adam janjua and mh nurses
Fleetwood used to be a bustling fishing town, but has been in steady decline for 30 years, with high levels of unemployment, and drug and alcohol use. Our practice of 4,600 patients deals with the inevitable issues that this deprivation brings. Around 30% of our workload is mental health issues, meaning that we have struggled to deal with our patients’ other long-term conditions. Also, we were prescribing far too many antidepressants because patients sometimes had to wait 12-16 weeks for an appointment with a mental health specialist.
What we did
We are part of a federation of four practices, Fleetwood Community Care Limited, with 30,000 patients in total. The other three practices already had mental health nurses funded by the CCG so we applied for funding from the Prime Minister’s Challenge Fund (via a business case to the local CCG) to equalise mental health services across the federation – £50,000 for a 12-month period, with the assumption that we wouldn’t be fully staffed until six months in.

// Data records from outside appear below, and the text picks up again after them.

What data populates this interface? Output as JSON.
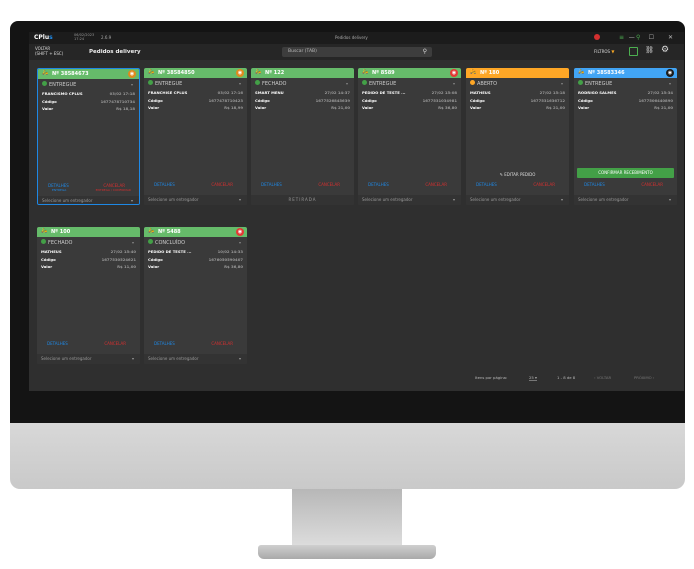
{
  "titlebar": {
    "logo_prefix": "CPlu",
    "logo_suffix": "s",
    "date": "06/02/2023",
    "time": "17:24",
    "version": "2.6.9",
    "window_title": "Pedidos delivery",
    "controls": "— ☐ ✕"
  },
  "toolbar": {
    "back_label": "VOLTAR",
    "back_shortcut": "(SHIFT + ESC)",
    "title": "Pedidos delivery",
    "search_placeholder": "Buscar (TAB)",
    "filters_label": "FILTROS"
  },
  "cards": [
    {
      "number": "Nº 38584673",
      "head_color": "#66bb6a",
      "badge_color": "#e08a1e",
      "badge": "◉",
      "status": "ENTREGUE",
      "status_color": "#43a047",
      "name": "FRANCISMO CPLUS",
      "time": "03/02 17:18",
      "cod_label": "Código",
      "cod_value": "1677478710734",
      "val_label": "Valor",
      "val_value": "R$ 18,18",
      "details": "DETALHES",
      "details_sub": "ENTREGA",
      "cancel": "CANCELAR",
      "cancel_sub": "ENTREGA / CONFIRMAR",
      "deliverer": "Selecione um entregador",
      "selected": true
    },
    {
      "number": "Nº 38584850",
      "head_color": "#66bb6a",
      "badge_color": "#e08a1e",
      "badge": "◉",
      "status": "ENTREGUE",
      "status_color": "#43a047",
      "name": "FRANCHISE CPLUS",
      "time": "03/02 17:16",
      "cod_label": "Código",
      "cod_value": "1677478710423",
      "val_label": "Valor",
      "val_value": "R$ 18,99",
      "details": "DETALHES",
      "cancel": "CANCELAR",
      "deliverer": "Selecione um entregador"
    },
    {
      "number": "Nº 122",
      "head_color": "#66bb6a",
      "badge_color": "",
      "badge": "",
      "status": "FECHADO",
      "status_color": "#43a047",
      "name": "SMART MENU",
      "time": "27/02 14:37",
      "cod_label": "Código",
      "cod_value": "1677526845639",
      "val_label": "Valor",
      "val_value": "R$ 21,00",
      "details": "DETALHES",
      "cancel": "CANCELAR",
      "deliverer": "RETIRADA",
      "deliverer_center": true
    },
    {
      "number": "Nº 8589",
      "head_color": "#66bb6a",
      "badge_color": "#e53935",
      "badge": "◉",
      "status": "ENTREGUE",
      "status_color": "#43a047",
      "name": "PEDIDO DE TESTE ...",
      "time": "27/02 15:08",
      "cod_label": "Código",
      "cod_value": "1677531034981",
      "val_label": "Valor",
      "val_value": "R$ 36,80",
      "details": "DETALHES",
      "cancel": "CANCELAR",
      "deliverer": "Selecione um entregador"
    },
    {
      "number": "Nº 180",
      "head_color": "#ffa726",
      "badge_color": "",
      "badge": "",
      "status": "ABERTO",
      "status_color": "#ffa726",
      "name": "MATHEUS",
      "time": "27/02 15:18",
      "cod_label": "Código",
      "cod_value": "1677531636712",
      "val_label": "Valor",
      "val_value": "R$ 21,00",
      "edit": "✎ EDITAR PEDIDO",
      "details": "DETALHES",
      "cancel": "CANCELAR",
      "deliverer": "Selecione um entregador"
    },
    {
      "number": "Nº 38583346",
      "head_color": "#42a5f5",
      "badge_color": "",
      "badge": "◉",
      "status": "ENTREGUE",
      "status_color": "#43a047",
      "name": "RODRIGO SALMES",
      "time": "27/02 15:34",
      "cod_label": "Código",
      "cod_value": "1677506440890",
      "val_label": "Valor",
      "val_value": "R$ 21,00",
      "confirm": "CONFIRMAR RECEBIMENTO",
      "details": "DETALHES",
      "cancel": "CANCELAR",
      "deliverer": "Selecione um entregador"
    },
    {
      "number": "Nº 100",
      "head_color": "#66bb6a",
      "badge_color": "",
      "badge": "",
      "status": "FECHADO",
      "status_color": "#43a047",
      "name": "MATHEUS",
      "time": "27/02 15:40",
      "cod_label": "Código",
      "cod_value": "1677530524621",
      "val_label": "Valor",
      "val_value": "R$ 11,00",
      "details": "DETALHES",
      "cancel": "CANCELAR",
      "deliverer": "Selecione um entregador"
    },
    {
      "number": "Nº 5488",
      "head_color": "#66bb6a",
      "badge_color": "#e53935",
      "badge": "◉",
      "status": "CONCLUÍDO",
      "status_color": "#43a047",
      "name": "PEDIDO DE TESTE ...",
      "time": "10/02 14:33",
      "cod_label": "Código",
      "cod_value": "1676050590407",
      "val_label": "Valor",
      "val_value": "R$ 36,80",
      "details": "DETALHES",
      "cancel": "CANCELAR",
      "deliverer": "Selecione um entregador"
    }
  ],
  "pagination": {
    "per_page_label": "Itens por página:",
    "per_page": "25",
    "range": "1 - 8 de 8",
    "prev": "‹ VOLTAR",
    "next": "PRÓXIMO ›"
  }
}
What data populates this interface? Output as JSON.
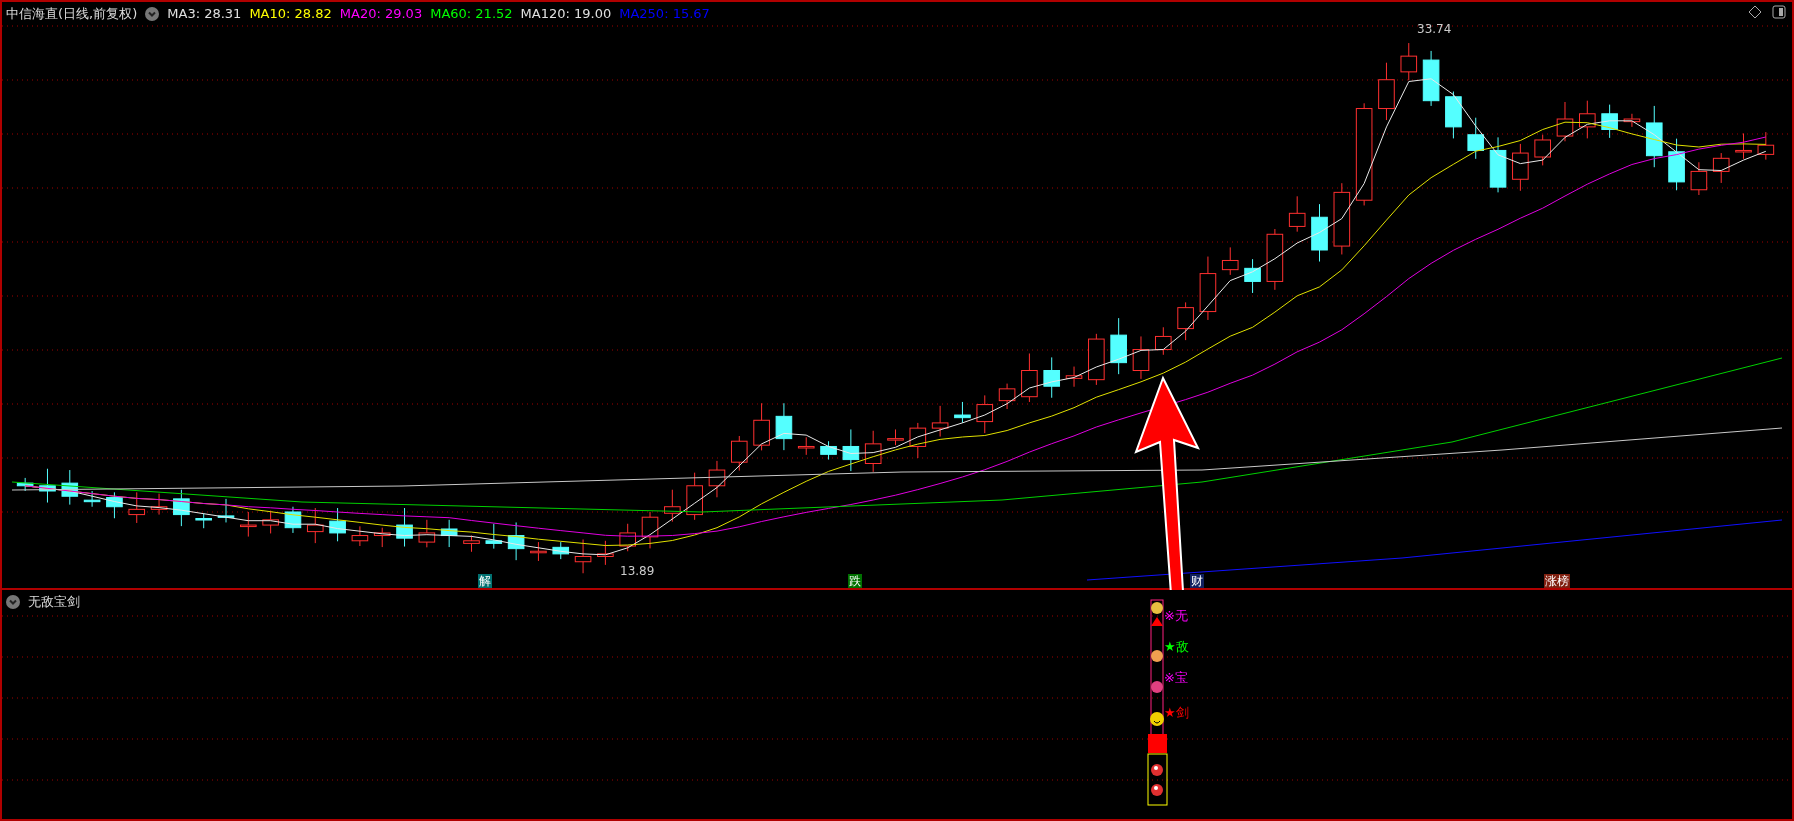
{
  "chart_header": {
    "title": "中信海直(日线,前复权)",
    "indicators": [
      {
        "label": "MA3: 28.31",
        "color": "#e0e0e0"
      },
      {
        "label": "MA10: 28.82",
        "color": "#ffff00"
      },
      {
        "label": "MA20: 29.03",
        "color": "#ff00ff"
      },
      {
        "label": "MA60: 21.52",
        "color": "#00ff00"
      },
      {
        "label": "MA120: 19.00",
        "color": "#e0e0e0"
      },
      {
        "label": "MA250: 15.67",
        "color": "#0000ff"
      }
    ]
  },
  "price_marks": {
    "high": "33.74",
    "low": "13.89"
  },
  "event_tags": [
    {
      "text": "解",
      "color": "#007070"
    },
    {
      "text": "跌",
      "color": "#007000"
    },
    {
      "text": "财",
      "color": "#102060"
    },
    {
      "text": "涨榜",
      "color": "#802010"
    }
  ],
  "indicator_panel": {
    "title": "无敌宝剑",
    "signals": [
      {
        "symbol": "※",
        "label": "无",
        "color": "#ff00ff"
      },
      {
        "symbol": "★",
        "label": "敌",
        "color": "#00ff00"
      },
      {
        "symbol": "※",
        "label": "宝",
        "color": "#ff00ff"
      },
      {
        "symbol": "★",
        "label": "剑",
        "color": "#ff0000"
      }
    ]
  }
}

We employed two full-time mental health nurses in October last year and a third is about to start. When a GP sees a patient with depression, they undertake a risk assessment. If the patient is stable, they have a detailed assessment with a mental health nurse before we consider an antidepressant prescription. They are normally seen by the nurse within a week. We as GPs simply don’t have time to talk them through their problems (which are often social, caused by issues with their family, finances or jobs) and a 60-minute assessment with the nurse allows them to develop a rapport and deal with the underlying issues rather than us automatically prescribing antidepressants. If antidepressants are necessary, a GP will prescribe them at the nurse’s request. In this session, they also devise a management plan and then the patient has between four and 10 weekly follow-up sessions with the nurse.
The nurse may also refer them to online CBT, and we’ll soon be able to offer face-to-face CBT with our third mental health nurse.
Finding suitable nurses was a challenge, as there is a general shortage of NHS staff in the UK, but we managed to recruit by advertising in the normal places like the NHS recruitment website. If there is a move to similar practice-based mental health nurses as described in the GP Forward View, it will probably be easier to transfer staff contracts from the hospital trusts to smaller neighbourhood practice federations. Funding was also an issue – the challenge fund money lasts until October, at which point we hope the CCG will fund the project.
Previously, 80-90% of patients coming to us with depression or anxiety were prescribed antidepressants. Since we’ve had the mental health nurses, this has dropped to 30%. Also, around 20% of patients who were already on antidepressants have come off their medication after seeing the mental health nurse and opted for counselling only. The nurses have reduced the GPs’ workload by five to six appointments a day, which in a bigger practice would be equivalent to a whole session.
We now have happier patients, who are seen by a mental health professional much more quickly. Now they have one-to-one appointments and tailored care, from a practice that knows them, with their consultation notes documented directly onto our EMIS system. We also have more control over the treatment our patients receive and discuss them within the practice – I often have three or four brief chats a day with the mental health nurses. You don’t get this personalised care when the patients are seen outside the practice – you just get a letter several weeks later.
If someone has a crisis, they can get an appointment quickly with a mental health nurse in the practice, so hospital admissions should reduce.
If other practices want to do something similar, I recommend planning in advance as the funding has to come from the secondary care provider’s budget, which will probably take 12 to 24 months to sort out.
Dr Adam Janjua is a GP partner in Fleetwood, Lancashire